In October 2017, after prosecutors granted Det. Guevara immunity from prosecution for everything but perjury, Det. Guevara repeatedly said he did not remember anything about the case and refused to examine documents offered to him to refresh his memory.
“He showed what he was made of,” Judge Obbish said as quoted in Chicago Tribune and Chicago Sun-Times articles, concluding that Det. Guevara had no reason to be evasive. “[Det. Guevara] has now eliminated the possibility of being considered a credible witness in any proceeding.”
After the court’s directed ruling on the motion to suppress, which Partner David P. Saunders argued, Partner Andrew W. Vail, who leads the Jenner & Block trial team, moved the court to vacate Mr. Reyes’ conviction. The state has until January 10, 2018, to decide how it intends to proceed, whereupon Mr. Vail will renew the motion.
The firm team also includes Associates Matthew T. Gordon, Samuel Jahangir and Huiyi Chen and Paralegals Mike Hughes and Nick Perrone.
Team Leads Pro Bono Effort to Form Blessons

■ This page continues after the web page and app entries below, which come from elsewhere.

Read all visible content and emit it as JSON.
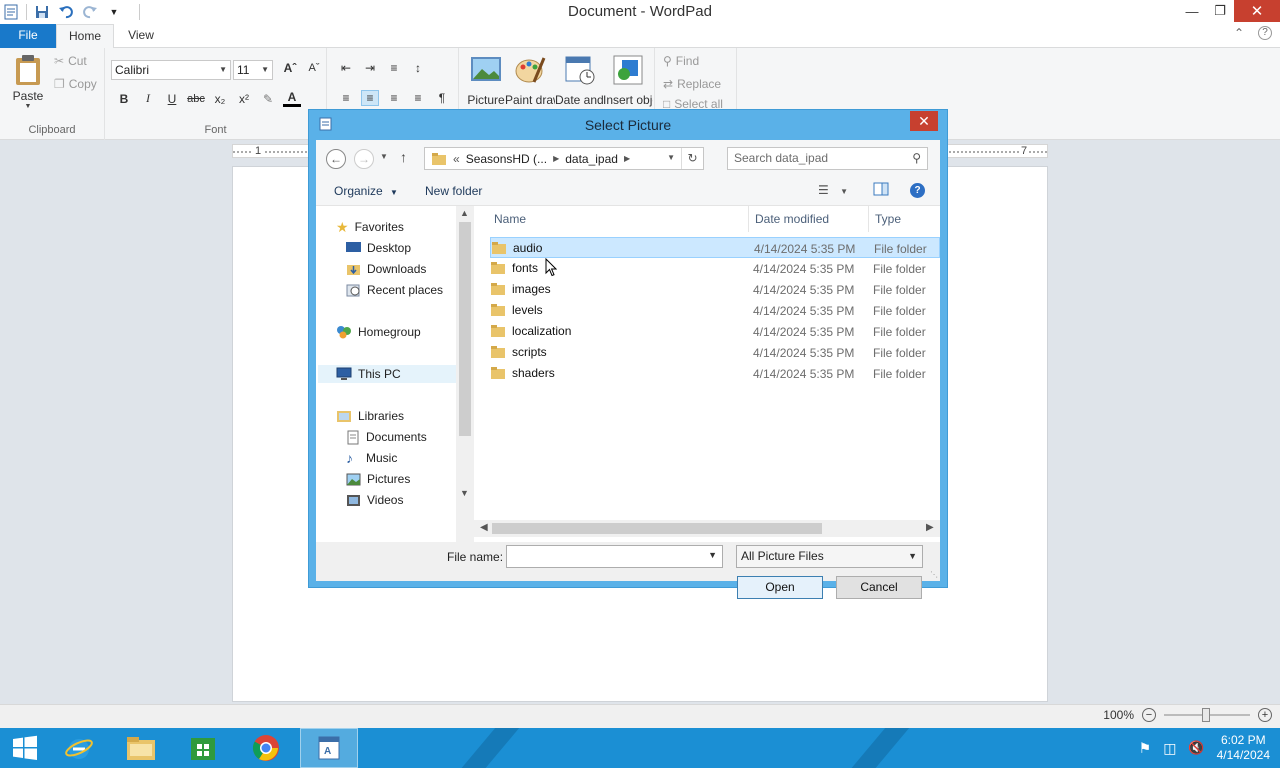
{
  "app": {
    "window_title": "Document - WordPad"
  },
  "ribbon": {
    "tabs": [
      "File",
      "Home",
      "View"
    ],
    "clipboard": {
      "paste": "Paste",
      "cut": "Cut",
      "copy": "Copy",
      "label": "Clipboard"
    },
    "font": {
      "family": "Calibri",
      "size": "11",
      "label": "Font"
    },
    "insert": {
      "picture": "Picture",
      "paint": "Paint drawing",
      "datetime": "Date and time",
      "object": "Insert object"
    },
    "editing": {
      "find": "Find",
      "replace": "Replace",
      "select_all": "Select all"
    }
  },
  "ruler": {
    "left_mark": "1",
    "right_mark": "7"
  },
  "dialog": {
    "title": "Select Picture",
    "address": {
      "crumb_prefix": "«",
      "crumb1": "SeasonsHD (...",
      "crumb2": "data_ipad"
    },
    "search_placeholder": "Search data_ipad",
    "toolbar": {
      "organize": "Organize",
      "new_folder": "New folder"
    },
    "nav": {
      "favorites": "Favorites",
      "desktop": "Desktop",
      "downloads": "Downloads",
      "recent": "Recent places",
      "homegroup": "Homegroup",
      "this_pc": "This PC",
      "libraries": "Libraries",
      "documents": "Documents",
      "music": "Music",
      "pictures": "Pictures",
      "videos": "Videos"
    },
    "columns": {
      "name": "Name",
      "date": "Date modified",
      "type": "Type"
    },
    "files": [
      {
        "name": "audio",
        "date": "4/14/2024 5:35 PM",
        "type": "File folder"
      },
      {
        "name": "fonts",
        "date": "4/14/2024 5:35 PM",
        "type": "File folder"
      },
      {
        "name": "images",
        "date": "4/14/2024 5:35 PM",
        "type": "File folder"
      },
      {
        "name": "levels",
        "date": "4/14/2024 5:35 PM",
        "type": "File folder"
      },
      {
        "name": "localization",
        "date": "4/14/2024 5:35 PM",
        "type": "File folder"
      },
      {
        "name": "scripts",
        "date": "4/14/2024 5:35 PM",
        "type": "File folder"
      },
      {
        "name": "shaders",
        "date": "4/14/2024 5:35 PM",
        "type": "File folder"
      }
    ],
    "file_name_label": "File name:",
    "file_name_value": "",
    "filter": "All Picture Files",
    "open": "Open",
    "cancel": "Cancel"
  },
  "status": {
    "zoom": "100%"
  },
  "taskbar": {
    "time": "6:02 PM",
    "date": "4/14/2024"
  },
  "colors": {
    "accent": "#1979ca",
    "dialog_frame": "#5ab1e8",
    "taskbar": "#1b8fd4",
    "selection": "#cce8ff"
  }
}
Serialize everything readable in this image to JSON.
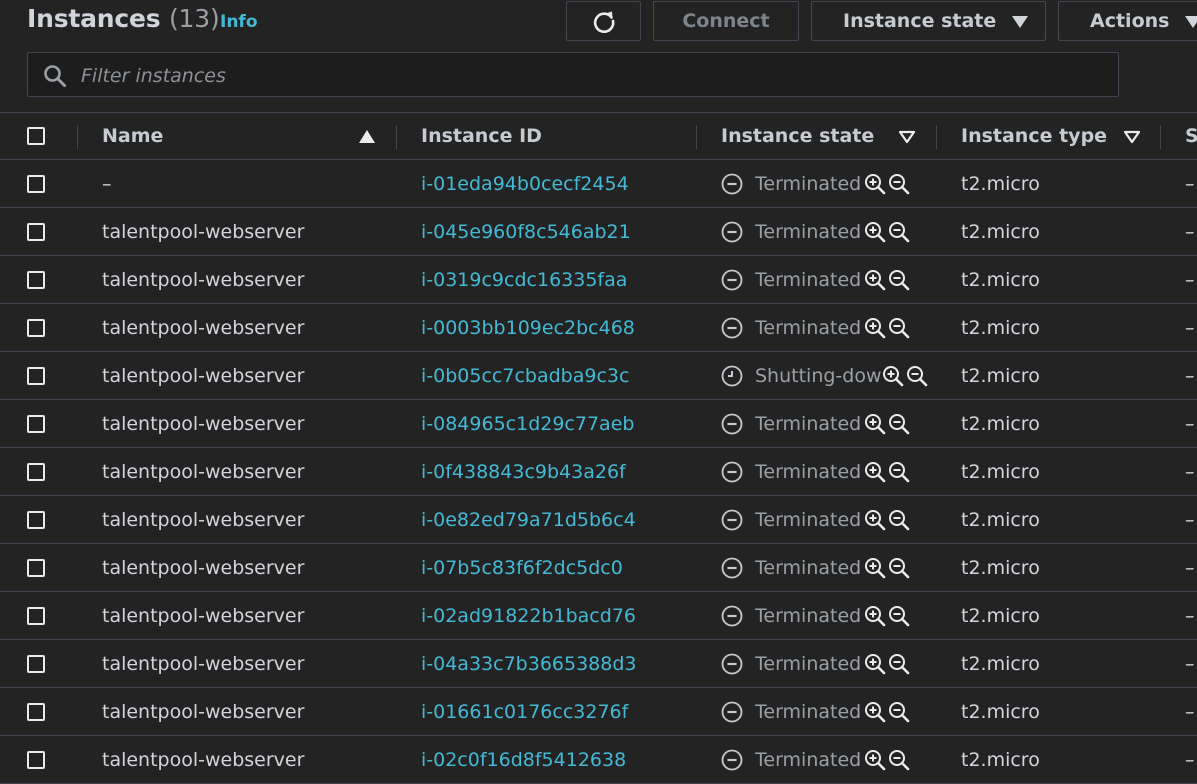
{
  "header": {
    "title": "Instances",
    "count": "(13)",
    "info_label": "Info",
    "refresh_icon": "refresh-icon",
    "connect_label": "Connect",
    "instance_state_label": "Instance state",
    "actions_label": "Actions"
  },
  "search": {
    "placeholder": "Filter instances",
    "value": ""
  },
  "table": {
    "columns": [
      "Name",
      "Instance ID",
      "Instance state",
      "Instance type",
      "S"
    ],
    "rows": [
      {
        "name": "–",
        "id": "i-01eda94b0cecf2454",
        "state": "Terminated",
        "state_kind": "terminated",
        "type": "t2.micro",
        "extra": "–"
      },
      {
        "name": "talentpool-webserver",
        "id": "i-045e960f8c546ab21",
        "state": "Terminated",
        "state_kind": "terminated",
        "type": "t2.micro",
        "extra": "–"
      },
      {
        "name": "talentpool-webserver",
        "id": "i-0319c9cdc16335faa",
        "state": "Terminated",
        "state_kind": "terminated",
        "type": "t2.micro",
        "extra": "–"
      },
      {
        "name": "talentpool-webserver",
        "id": "i-0003bb109ec2bc468",
        "state": "Terminated",
        "state_kind": "terminated",
        "type": "t2.micro",
        "extra": "–"
      },
      {
        "name": "talentpool-webserver",
        "id": "i-0b05cc7cbadba9c3c",
        "state": "Shutting-dow",
        "state_kind": "shutting-down",
        "type": "t2.micro",
        "extra": "–"
      },
      {
        "name": "talentpool-webserver",
        "id": "i-084965c1d29c77aeb",
        "state": "Terminated",
        "state_kind": "terminated",
        "type": "t2.micro",
        "extra": "–"
      },
      {
        "name": "talentpool-webserver",
        "id": "i-0f438843c9b43a26f",
        "state": "Terminated",
        "state_kind": "terminated",
        "type": "t2.micro",
        "extra": "–"
      },
      {
        "name": "talentpool-webserver",
        "id": "i-0e82ed79a71d5b6c4",
        "state": "Terminated",
        "state_kind": "terminated",
        "type": "t2.micro",
        "extra": "–"
      },
      {
        "name": "talentpool-webserver",
        "id": "i-07b5c83f6f2dc5dc0",
        "state": "Terminated",
        "state_kind": "terminated",
        "type": "t2.micro",
        "extra": "–"
      },
      {
        "name": "talentpool-webserver",
        "id": "i-02ad91822b1bacd76",
        "state": "Terminated",
        "state_kind": "terminated",
        "type": "t2.micro",
        "extra": "–"
      },
      {
        "name": "talentpool-webserver",
        "id": "i-04a33c7b3665388d3",
        "state": "Terminated",
        "state_kind": "terminated",
        "type": "t2.micro",
        "extra": "–"
      },
      {
        "name": "talentpool-webserver",
        "id": "i-01661c0176cc3276f",
        "state": "Terminated",
        "state_kind": "terminated",
        "type": "t2.micro",
        "extra": "–"
      },
      {
        "name": "talentpool-webserver",
        "id": "i-02c0f16d8f5412638",
        "state": "Terminated",
        "state_kind": "terminated",
        "type": "t2.micro",
        "extra": "–"
      }
    ]
  },
  "colors": {
    "background": "#232323",
    "link": "#44b9d6",
    "border": "#414750",
    "text": "#d1d5db",
    "muted": "#9aa0a6"
  }
}
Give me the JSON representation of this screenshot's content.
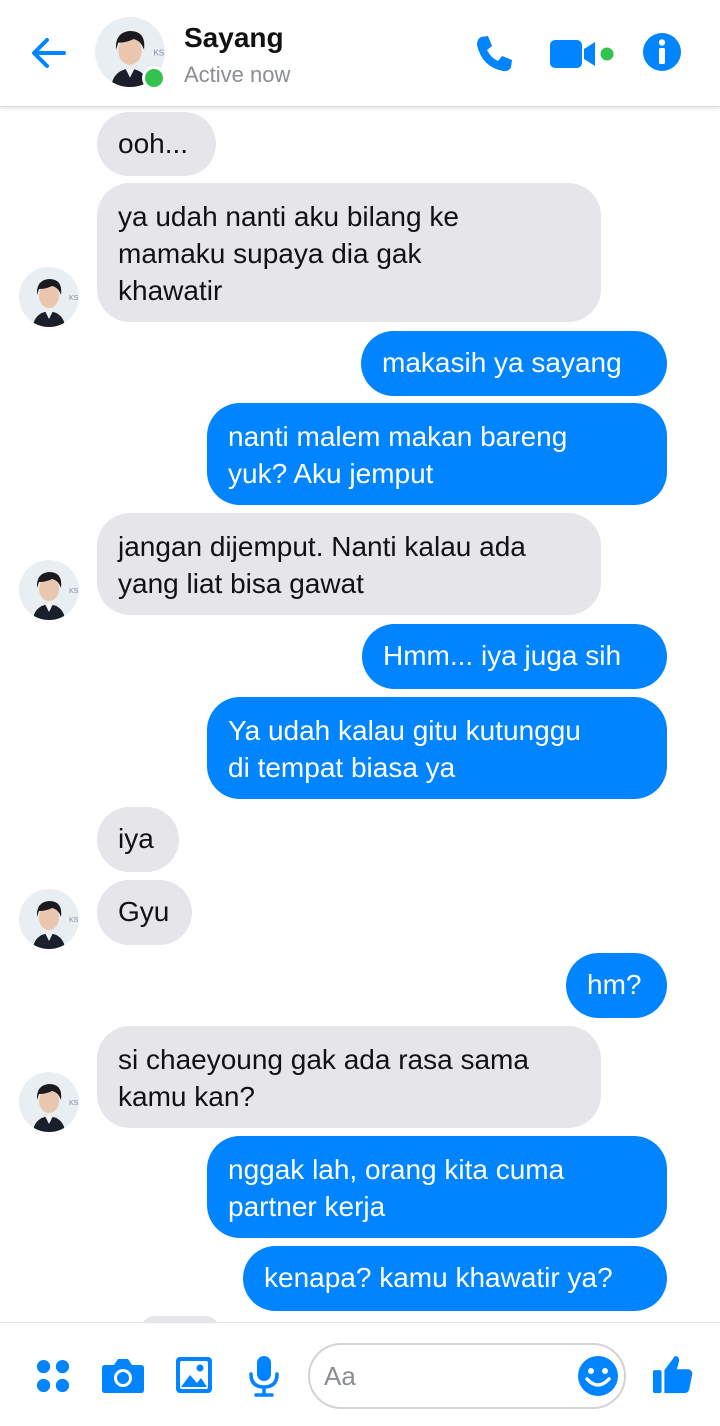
{
  "header": {
    "contact_name": "Sayang",
    "status": "Active now",
    "accent": "#0084ff",
    "online_color": "#32c24d"
  },
  "messages": [
    {
      "side": "in",
      "text": "ooh..."
    },
    {
      "side": "in",
      "text": "ya udah nanti aku bilang ke\nmamaku supaya dia gak\nkhawatir"
    },
    {
      "side": "out",
      "text": "makasih ya sayang"
    },
    {
      "side": "out",
      "text": "nanti malem makan bareng\nyuk? Aku jemput"
    },
    {
      "side": "in",
      "text": "jangan dijemput. Nanti kalau ada\nyang liat bisa gawat"
    },
    {
      "side": "out",
      "text": "Hmm... iya juga sih"
    },
    {
      "side": "out",
      "text": "Ya udah kalau gitu kutunggu\ndi tempat biasa ya"
    },
    {
      "side": "in",
      "text": "iya"
    },
    {
      "side": "in",
      "text": "Gyu"
    },
    {
      "side": "out",
      "text": "hm?"
    },
    {
      "side": "in",
      "text": "si chaeyoung gak ada rasa sama\nkamu kan?"
    },
    {
      "side": "out",
      "text": "nggak lah, orang kita cuma\npartner kerja"
    },
    {
      "side": "out",
      "text": "kenapa? kamu khawatir ya?"
    }
  ],
  "composer": {
    "placeholder": "Aa",
    "icons": [
      "apps-icon",
      "camera-icon",
      "gallery-icon",
      "microphone-icon",
      "emoji-icon",
      "thumbs-up-icon"
    ]
  },
  "colors": {
    "incoming_bubble": "#e5e5ea",
    "outgoing_bubble": "#0084ff"
  }
}
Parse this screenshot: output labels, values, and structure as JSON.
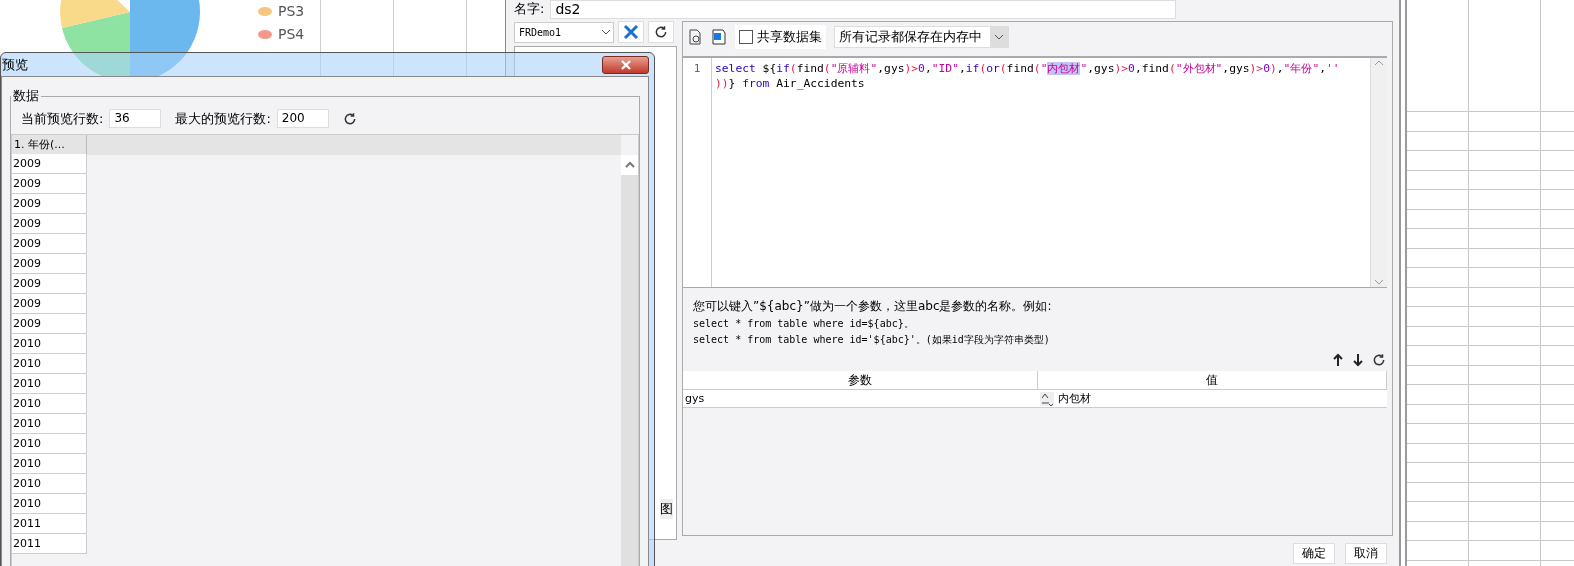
{
  "background_chart": {
    "legend": [
      {
        "label": "PS3",
        "color": "#f5c77e"
      },
      {
        "label": "PS4",
        "color": "#f4998a"
      }
    ]
  },
  "dataset_dialog": {
    "name_label": "名字:",
    "name_value": "ds2",
    "datasource": "FRDemo1",
    "tree_fragment": "图",
    "share_checkbox": {
      "label": "共享数据集",
      "checked": false
    },
    "storage_select": "所有记录都保存在内存中",
    "editor": {
      "line_number": "1",
      "lines": [
        {
          "tokens": [
            {
              "kind": "keyword",
              "text": "select"
            },
            {
              "kind": "plain",
              "text": " ${"
            },
            {
              "kind": "keyword",
              "text": "if"
            },
            {
              "kind": "paren",
              "text": "("
            },
            {
              "kind": "plain",
              "text": "find"
            },
            {
              "kind": "paren",
              "text": "("
            },
            {
              "kind": "string",
              "text": "\"原辅料\""
            },
            {
              "kind": "plain",
              "text": ",gys"
            },
            {
              "kind": "paren",
              "text": ")>"
            },
            {
              "kind": "number",
              "text": "0"
            },
            {
              "kind": "plain",
              "text": ","
            },
            {
              "kind": "string",
              "text": "\"ID\""
            },
            {
              "kind": "plain",
              "text": ","
            },
            {
              "kind": "keyword",
              "text": "if"
            },
            {
              "kind": "paren",
              "text": "("
            },
            {
              "kind": "keyword",
              "text": "or"
            },
            {
              "kind": "paren",
              "text": "("
            },
            {
              "kind": "plain",
              "text": "find"
            },
            {
              "kind": "paren",
              "text": "("
            },
            {
              "kind": "string",
              "text": "\""
            },
            {
              "kind": "selected",
              "text": "内包材"
            },
            {
              "kind": "string",
              "text": "\""
            },
            {
              "kind": "plain",
              "text": ",gys"
            },
            {
              "kind": "paren",
              "text": ")>"
            },
            {
              "kind": "number",
              "text": "0"
            },
            {
              "kind": "plain",
              "text": ",find"
            },
            {
              "kind": "paren",
              "text": "("
            },
            {
              "kind": "string",
              "text": "\"外包材\""
            },
            {
              "kind": "plain",
              "text": ",gys"
            },
            {
              "kind": "paren",
              "text": ")>"
            },
            {
              "kind": "number",
              "text": "0"
            },
            {
              "kind": "paren",
              "text": ")"
            },
            {
              "kind": "plain",
              "text": ","
            },
            {
              "kind": "string",
              "text": "\"年份\""
            },
            {
              "kind": "plain",
              "text": ","
            },
            {
              "kind": "string",
              "text": "''"
            }
          ]
        },
        {
          "tokens": [
            {
              "kind": "paren",
              "text": "))"
            },
            {
              "kind": "plain",
              "text": "} "
            },
            {
              "kind": "keyword",
              "text": "from"
            },
            {
              "kind": "plain",
              "text": " Air_Accidents"
            }
          ]
        }
      ]
    },
    "hint": [
      "您可以键入”${abc}”做为一个参数，这里abc是参数的名称。例如:",
      "select * from table where id=${abc}。",
      "select * from table where id='${abc}'。(如果id字段为字符串类型)"
    ],
    "params": {
      "columns": [
        "参数",
        "值"
      ],
      "rows": [
        {
          "name": "gys",
          "value": "内包材"
        }
      ]
    },
    "buttons": [
      "确定",
      "取消"
    ]
  },
  "preview_window": {
    "title": "预览",
    "group_title": "数据",
    "current_rows_label": "当前预览行数:",
    "current_rows": "36",
    "max_rows_label": "最大的预览行数:",
    "max_rows": "200",
    "table": {
      "columns": [
        "1. 年份(..."
      ],
      "rows": [
        "2009",
        "2009",
        "2009",
        "2009",
        "2009",
        "2009",
        "2009",
        "2009",
        "2009",
        "2010",
        "2010",
        "2010",
        "2010",
        "2010",
        "2010",
        "2010",
        "2010",
        "2010",
        "2011",
        "2011"
      ]
    }
  }
}
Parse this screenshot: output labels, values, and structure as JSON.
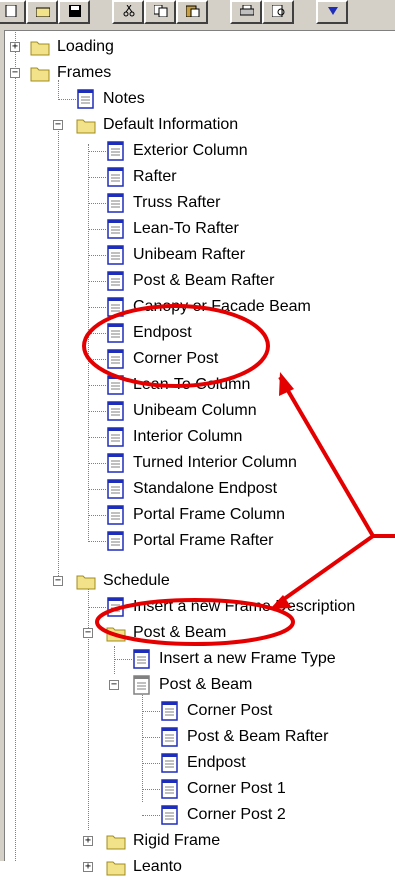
{
  "tree": {
    "loading": "Loading",
    "frames": "Frames",
    "notes": "Notes",
    "default_information": "Default Information",
    "default_items": [
      "Exterior Column",
      "Rafter",
      "Truss Rafter",
      "Lean-To Rafter",
      "Unibeam Rafter",
      "Post & Beam Rafter",
      "Canopy or Facade Beam",
      "Endpost",
      "Corner Post",
      "Lean-To Column",
      "Unibeam Column",
      "Interior Column",
      "Turned Interior Column",
      "Standalone Endpost",
      "Portal Frame Column",
      "Portal Frame Rafter"
    ],
    "schedule": "Schedule",
    "insert_frame_description": "Insert a new Frame Description",
    "post_beam_folder": "Post & Beam",
    "insert_frame_type": "Insert a new Frame Type",
    "post_beam_doc": "Post & Beam",
    "post_beam_items": [
      "Corner Post",
      "Post & Beam Rafter",
      "Endpost",
      "Corner Post 1",
      "Corner Post 2"
    ],
    "rigid_frame": "Rigid Frame",
    "leanto": "Leanto"
  },
  "colors": {
    "folder": "#f2e28a",
    "folder_dark": "#a08c1c",
    "doc_blue": "#1f2eb8",
    "annotation": "#e40000"
  }
}
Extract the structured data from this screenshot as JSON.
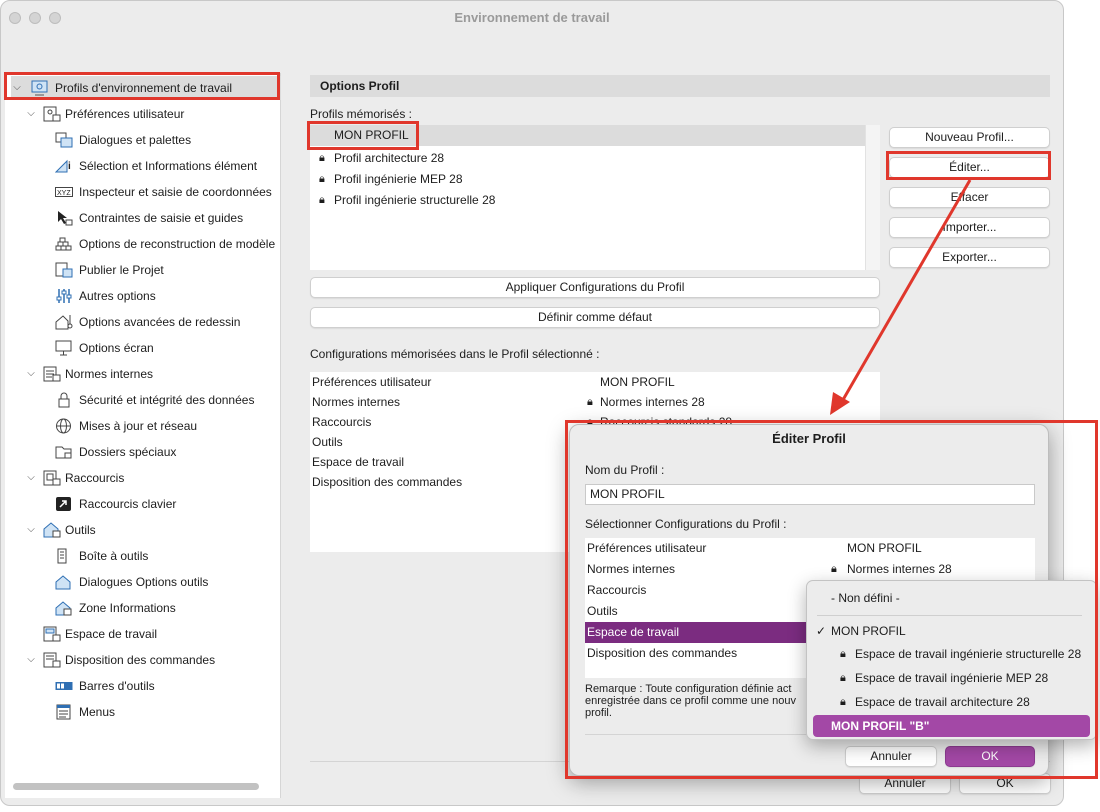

Jenner & Block Partner Olga A. Loy and Associate Rafi W. Mottahedeh provided the legal counsel and support to found and launch Blessons, a not-for profit organization that provides mentorship and educational workshops for women in need. Blessons also offers scholarships to disadvantaged, low-income womenand first-generation immigrants who have had their higher education interrupted due tosignificant life challenges. Please click here to learn more about Blessons.
Ms. Loy focuses her practice on all aspects of tax planning, private equity, regulatory and compliance work, merger and acquisitions and fund formation matters.
Mr. Mottahedeh focuses his practice on a broad range of federal and international tax planning and tax controversy matters.